Thionyl chloride, SOC1 21 may be obtained by the action of phosphorus pentachloride on sodium sulphite; by the action of sulphur trioxide on sulphur dichloride at 75 -80° C. (Journ.
1 3 2, p. 374), is an exceedingly stable colourless gas at ordinary temperatures, becoming solid at about -120° C. Sulphuryl chloride, SO 2 C1 2, first obtained in 1838 by Regnault (Ann.
It is a colourless fuming liquid which boils at 152-153° C. When heated under pressure it decomposes, forming sulphuric acid, sulphuryl chloride, &c. (Ruff, Ber., 1901, 34, p. 35 0 9).
Disulphuryl chloride, S 2 O 5 C1 2, corresponding to pyrosulphuric acid, is obtained by the action of sulphur trioxide on sulphur dichloride, phosphorus oxychloride, sulphuryl chloride or dry sodium chloride: 650 3- + 2POC1 3 = P 2 O 5 + 3S 2 O 5 C1 2; S2C12+ 5503 = S 2 0 5 C1 2 + 550 2; SO 3 + SO 2 C1 2 = S 2 0 5 C1 2; 2NaC1 + 3SO 3 = S 2 0 5 C1 2 -1 Na 2 SO 4.

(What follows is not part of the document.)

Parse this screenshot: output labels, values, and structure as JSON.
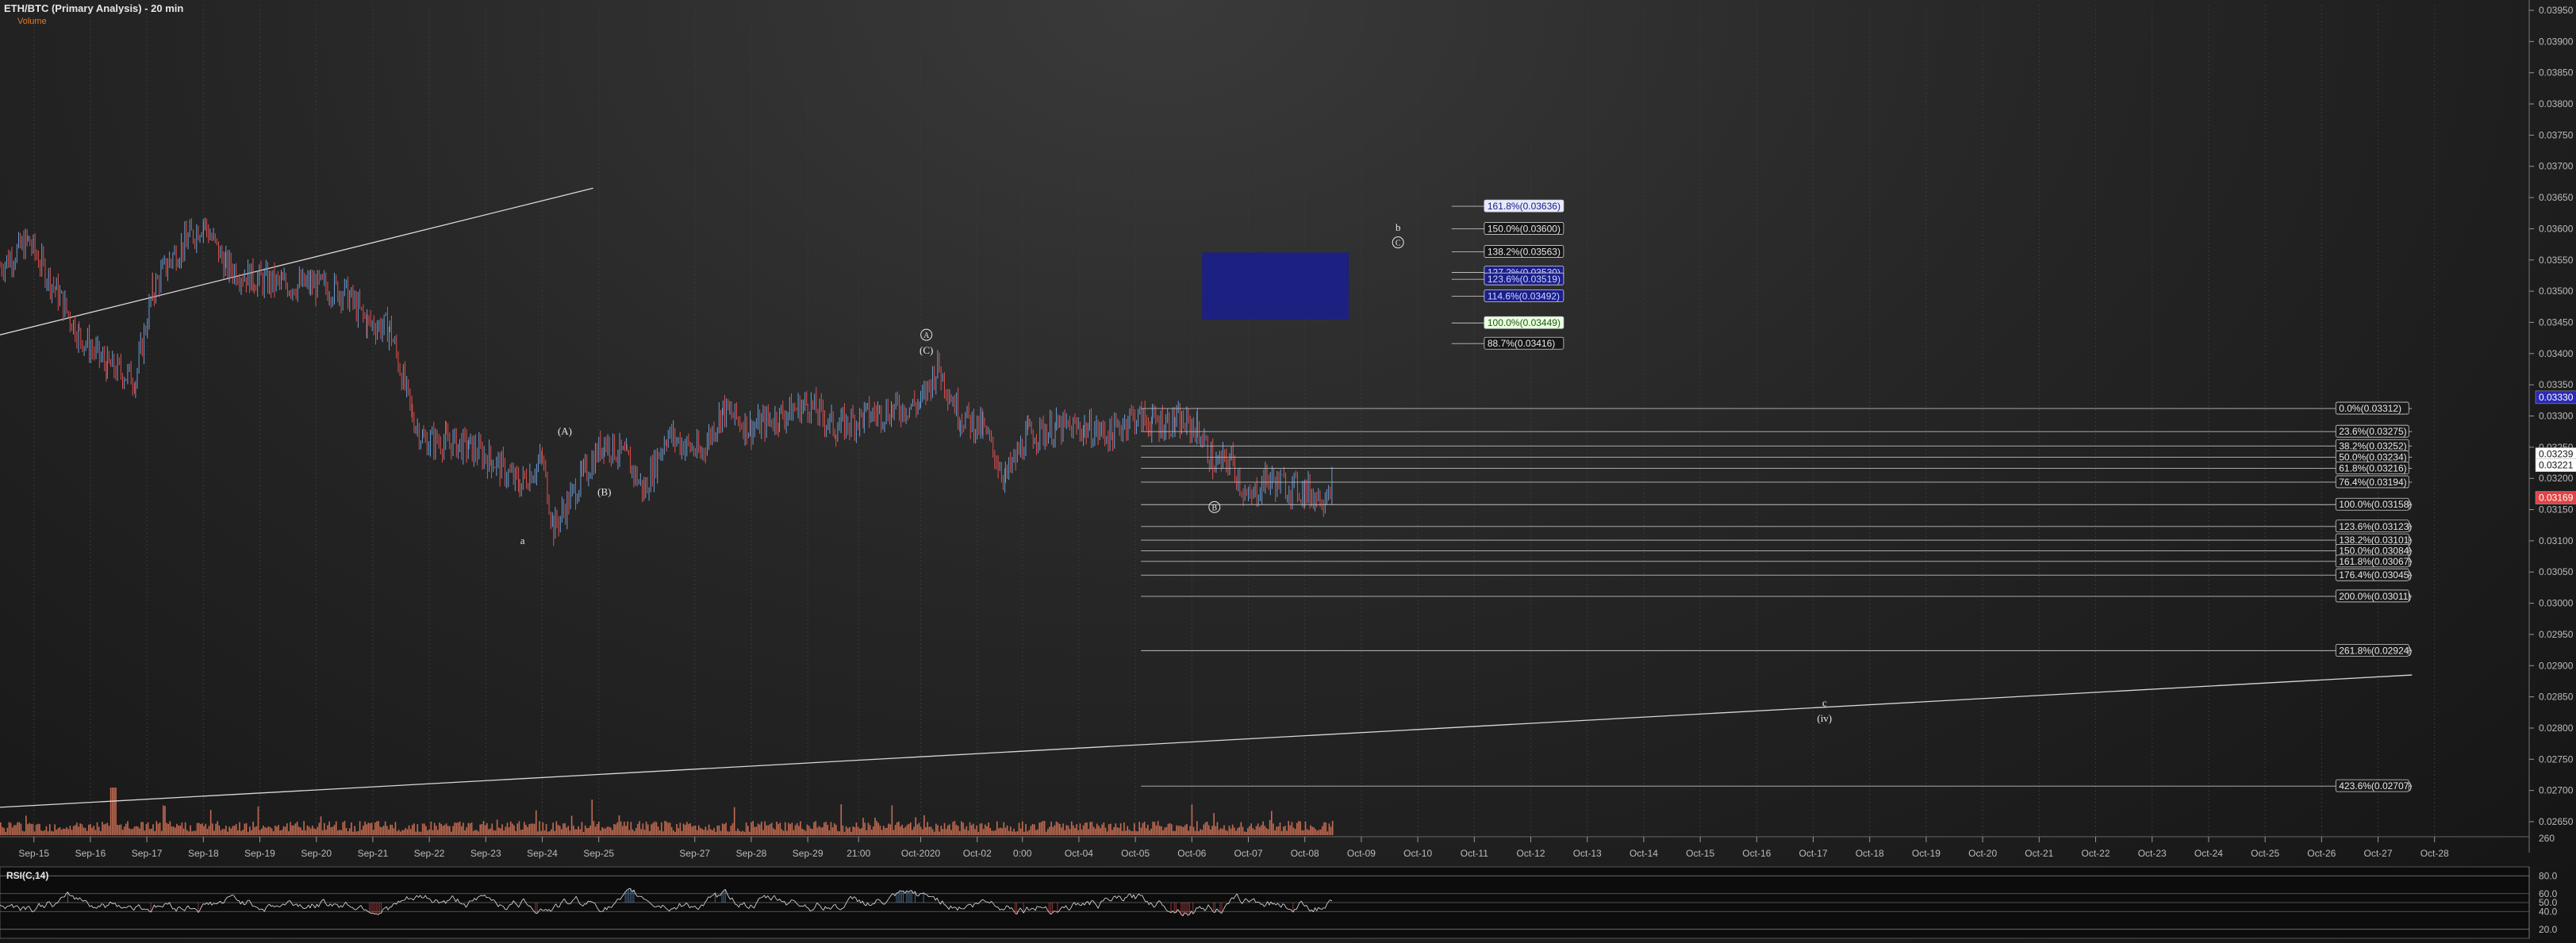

Solutions of persulphates in the cold give no precipitate with barium chloride, but when warmed barium sulphate is precipitated with simultaneous liberation of chlorine: K 2 S 2 0 8 + BaC1 2 = BaSO 4 + K 2 SO 4 + C1 2.
They form many double salts and give a dark violet coloration with ferric chloride solution, this colour, however, gradually disappearing on standing, sulphur being precipitated.
Berzelius took 8 grams of copper, converted it into the coloured chloride, and sealed up the whole of this in solution, together with a weighed strip of copper.